The TASS news agency reported Russian law enforcement agencies had placed the woman, said to have been born in 1979, on the country’s wanted list, with Moscow seeking her extradition from Estonia.

Alexander Dugin in shock at the scene of the suspected car bomb attack
Image:
Alexander Dugin holds his head in shock at the scene of the blast

‘Not the most obvious target’

Earlier, a top former diplomat had cast doubts on claims Ukraine was behind the killing.

Ex-UK ambassador to Russia Sir Tony Brenton told Sky News it was “quite unlikely” – adding that he thought the father rather than the daughter was probably the intended target.

He said: “Russia is a pretty tightly controlled state at the moment, and for a state which they are at war [with] to organise a car bombing in Moscow – bang in the centre of Russian security concerns – looks like a pretty tough order.

“If they could do it, Dugin wouldn’t be the most obvious target. There are lots of other more influential Russians around who they could have gone for.”

Sir Tony did not rule out the possibility the daughter – who had appeared on state TV to offer support for Russia’s actions in Ukraine – may have been the intended target as she shared her father’s right-wing views, but added Mr Dugin is “a much better known figure than she was”.

There are “all sorts of wild conspiracy theories”, Sir Tony added, including that some obscure Russian partisan group was responsible for the bombing, or the nationalists themselves in Russia had done it as a way of getting the government to be tougher in the war.

“It remains unclear and is subject to investigation,” Sir Tony said.

Read more:
Inside the mind of Vladimir Putin
Why is Putin so fixated on taking Ukraine?

Please use Chrome browser for a more accessible video player

Russia may do something ‘disgusting and cruel’

Putin likely ‘disappointed’ with state of war

Mr Dugin has long called for the unification of Russian-speaking and other territories in a vast new Russian empire.

Sir Tony said it was unclear how much influence Mr Dugin had on the Russian leader, but they shared the view “that Russia is the greatest nation on Earth, that it has maintained its greatness amongst other things by incorporating key Slavic Nations, including Ukraine, and therefore the Russian action against Ukraine is entirely justified”.

Subscribe to the Ukraine War Diaries on Apple Podcasts, Google Podcasts, Spotify, Spreaker

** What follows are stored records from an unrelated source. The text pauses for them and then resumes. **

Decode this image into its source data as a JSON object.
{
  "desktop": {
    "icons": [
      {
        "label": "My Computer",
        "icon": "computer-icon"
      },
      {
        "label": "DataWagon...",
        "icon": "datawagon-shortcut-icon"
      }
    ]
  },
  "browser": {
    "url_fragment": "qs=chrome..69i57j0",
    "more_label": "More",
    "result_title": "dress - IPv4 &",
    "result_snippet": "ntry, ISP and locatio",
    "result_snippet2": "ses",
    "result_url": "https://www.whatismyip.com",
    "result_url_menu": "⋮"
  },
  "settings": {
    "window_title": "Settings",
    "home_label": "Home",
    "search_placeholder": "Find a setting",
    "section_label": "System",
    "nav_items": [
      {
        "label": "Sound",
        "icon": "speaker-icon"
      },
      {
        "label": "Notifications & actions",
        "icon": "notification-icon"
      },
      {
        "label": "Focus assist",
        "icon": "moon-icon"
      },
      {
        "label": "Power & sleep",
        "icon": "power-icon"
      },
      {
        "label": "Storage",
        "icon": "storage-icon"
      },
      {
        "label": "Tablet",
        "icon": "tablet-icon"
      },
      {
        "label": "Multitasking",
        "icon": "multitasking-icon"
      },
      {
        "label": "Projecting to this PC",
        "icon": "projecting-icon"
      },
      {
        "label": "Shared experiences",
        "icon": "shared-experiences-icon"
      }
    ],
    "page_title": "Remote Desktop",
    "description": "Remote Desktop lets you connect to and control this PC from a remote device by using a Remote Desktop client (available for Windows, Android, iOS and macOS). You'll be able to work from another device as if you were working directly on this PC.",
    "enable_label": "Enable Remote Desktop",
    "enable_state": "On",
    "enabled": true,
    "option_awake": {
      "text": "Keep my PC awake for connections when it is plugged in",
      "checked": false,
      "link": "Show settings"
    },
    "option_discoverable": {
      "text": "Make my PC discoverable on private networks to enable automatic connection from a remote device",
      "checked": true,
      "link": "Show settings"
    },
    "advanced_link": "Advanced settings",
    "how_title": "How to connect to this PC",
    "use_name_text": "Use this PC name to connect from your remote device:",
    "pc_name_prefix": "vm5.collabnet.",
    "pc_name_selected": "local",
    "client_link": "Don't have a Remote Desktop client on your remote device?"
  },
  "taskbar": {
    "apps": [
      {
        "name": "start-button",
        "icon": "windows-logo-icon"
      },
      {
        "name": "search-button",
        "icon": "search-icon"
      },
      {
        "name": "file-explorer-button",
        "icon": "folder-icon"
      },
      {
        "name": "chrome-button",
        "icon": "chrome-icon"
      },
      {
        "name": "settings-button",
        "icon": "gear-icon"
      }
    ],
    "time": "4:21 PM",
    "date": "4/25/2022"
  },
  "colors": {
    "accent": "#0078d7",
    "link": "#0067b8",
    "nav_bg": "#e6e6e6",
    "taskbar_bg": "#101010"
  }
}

However, he said Mr Putin was likely “a disappointed man” in terms of the progress of the Russian invasion of Ukraine, which has been slow despite its massive artillery superiority.

“It looks like the war is heading towards and already may be at a stalemate,” Sir Tony said.

Products You May Like

Articles You May Like

‘People were facing fuel bills of £6k – we had to act’: Truss defends economic strategy
Russian pipeline leaks spark climate fears as huge volumes of methane spew into the atmosphere
GE to work on converting old, gas-fired power station in Britain into a battery storage facility
Truss’s tax cut U-turn will embolden her many critics in the Tory party
Amazon hikes pay for warehouse and delivery workers

Leave a Reply

Your email address will not be published.